* Provided material
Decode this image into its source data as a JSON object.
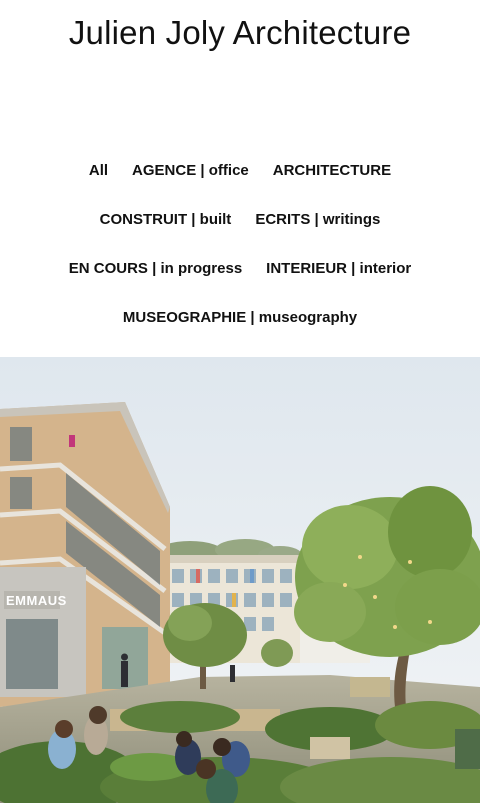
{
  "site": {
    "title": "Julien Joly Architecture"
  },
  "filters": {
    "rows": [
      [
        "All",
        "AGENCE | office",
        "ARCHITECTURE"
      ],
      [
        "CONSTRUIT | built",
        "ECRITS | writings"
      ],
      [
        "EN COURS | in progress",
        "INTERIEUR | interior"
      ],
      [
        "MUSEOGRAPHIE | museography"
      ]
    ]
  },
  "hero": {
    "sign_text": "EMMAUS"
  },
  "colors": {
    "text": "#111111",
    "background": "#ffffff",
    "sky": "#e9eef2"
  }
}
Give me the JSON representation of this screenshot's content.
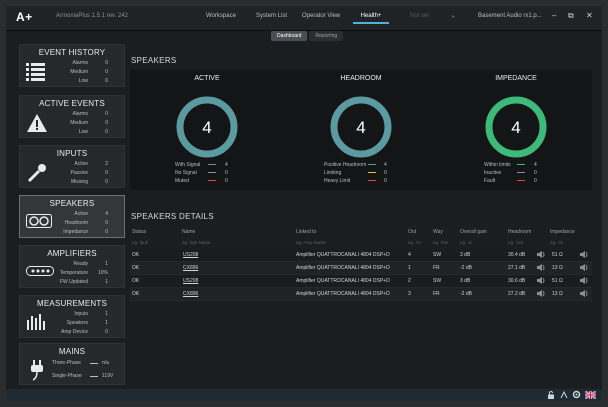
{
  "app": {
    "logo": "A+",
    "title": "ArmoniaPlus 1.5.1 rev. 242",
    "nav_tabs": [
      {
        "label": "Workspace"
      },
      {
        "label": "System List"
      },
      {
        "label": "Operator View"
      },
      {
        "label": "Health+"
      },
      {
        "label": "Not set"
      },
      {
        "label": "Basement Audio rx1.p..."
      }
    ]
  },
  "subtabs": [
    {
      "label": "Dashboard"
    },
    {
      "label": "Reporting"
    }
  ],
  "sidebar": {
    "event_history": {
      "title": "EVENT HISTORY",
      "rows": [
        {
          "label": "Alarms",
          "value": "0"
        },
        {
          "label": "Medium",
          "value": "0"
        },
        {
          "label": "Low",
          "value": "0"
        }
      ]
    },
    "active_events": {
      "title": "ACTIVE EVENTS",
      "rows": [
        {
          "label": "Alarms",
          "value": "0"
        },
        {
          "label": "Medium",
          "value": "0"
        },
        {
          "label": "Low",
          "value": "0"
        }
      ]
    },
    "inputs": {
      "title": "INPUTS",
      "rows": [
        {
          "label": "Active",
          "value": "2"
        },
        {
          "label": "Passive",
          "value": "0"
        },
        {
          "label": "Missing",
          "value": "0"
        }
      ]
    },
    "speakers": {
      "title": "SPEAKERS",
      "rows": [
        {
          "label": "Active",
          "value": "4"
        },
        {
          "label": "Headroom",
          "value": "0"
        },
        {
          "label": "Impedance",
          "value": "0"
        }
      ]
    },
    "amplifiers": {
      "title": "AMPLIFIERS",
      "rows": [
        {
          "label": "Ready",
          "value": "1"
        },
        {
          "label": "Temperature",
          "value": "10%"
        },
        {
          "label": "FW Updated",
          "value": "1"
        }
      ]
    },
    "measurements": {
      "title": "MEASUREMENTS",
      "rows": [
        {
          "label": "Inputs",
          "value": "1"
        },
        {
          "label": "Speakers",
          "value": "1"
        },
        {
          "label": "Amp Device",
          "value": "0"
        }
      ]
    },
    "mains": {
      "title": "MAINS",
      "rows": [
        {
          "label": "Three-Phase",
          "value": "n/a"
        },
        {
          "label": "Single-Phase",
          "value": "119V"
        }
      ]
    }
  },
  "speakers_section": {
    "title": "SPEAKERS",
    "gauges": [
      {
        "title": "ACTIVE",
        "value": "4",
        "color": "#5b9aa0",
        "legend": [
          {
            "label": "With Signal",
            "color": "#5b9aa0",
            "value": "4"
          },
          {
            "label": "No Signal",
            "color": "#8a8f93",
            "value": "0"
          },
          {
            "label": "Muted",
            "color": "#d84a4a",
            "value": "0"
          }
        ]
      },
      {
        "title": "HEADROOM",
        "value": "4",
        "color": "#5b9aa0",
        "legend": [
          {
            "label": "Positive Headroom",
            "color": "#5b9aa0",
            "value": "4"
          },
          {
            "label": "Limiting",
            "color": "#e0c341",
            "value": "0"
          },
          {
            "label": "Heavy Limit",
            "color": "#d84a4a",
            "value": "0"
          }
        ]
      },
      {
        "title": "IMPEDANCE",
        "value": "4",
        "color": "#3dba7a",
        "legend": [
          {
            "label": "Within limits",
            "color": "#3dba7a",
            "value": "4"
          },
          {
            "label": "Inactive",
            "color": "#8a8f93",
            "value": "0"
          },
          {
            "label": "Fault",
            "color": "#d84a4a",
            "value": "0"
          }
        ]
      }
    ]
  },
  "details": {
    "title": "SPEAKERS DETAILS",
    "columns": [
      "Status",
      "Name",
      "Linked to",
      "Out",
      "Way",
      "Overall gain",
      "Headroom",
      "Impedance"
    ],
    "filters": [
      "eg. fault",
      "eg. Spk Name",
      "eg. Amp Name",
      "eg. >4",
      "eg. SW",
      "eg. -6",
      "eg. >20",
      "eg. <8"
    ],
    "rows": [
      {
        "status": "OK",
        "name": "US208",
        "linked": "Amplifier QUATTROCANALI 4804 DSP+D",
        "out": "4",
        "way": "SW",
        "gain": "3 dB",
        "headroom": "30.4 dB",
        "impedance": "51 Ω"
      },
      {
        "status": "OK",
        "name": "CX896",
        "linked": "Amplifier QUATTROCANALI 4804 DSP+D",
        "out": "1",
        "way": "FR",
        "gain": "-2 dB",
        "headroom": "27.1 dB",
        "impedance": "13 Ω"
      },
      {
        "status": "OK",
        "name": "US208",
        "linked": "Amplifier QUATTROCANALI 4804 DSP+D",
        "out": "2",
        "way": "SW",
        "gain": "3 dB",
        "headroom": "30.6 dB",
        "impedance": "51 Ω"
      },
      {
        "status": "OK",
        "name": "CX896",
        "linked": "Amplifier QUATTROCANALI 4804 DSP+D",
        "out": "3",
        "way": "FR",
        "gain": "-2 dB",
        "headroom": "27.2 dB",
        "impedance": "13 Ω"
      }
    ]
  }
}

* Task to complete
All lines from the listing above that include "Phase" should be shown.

* Response area
          "label": "Three-Phase",
          "label": "Single-Phase",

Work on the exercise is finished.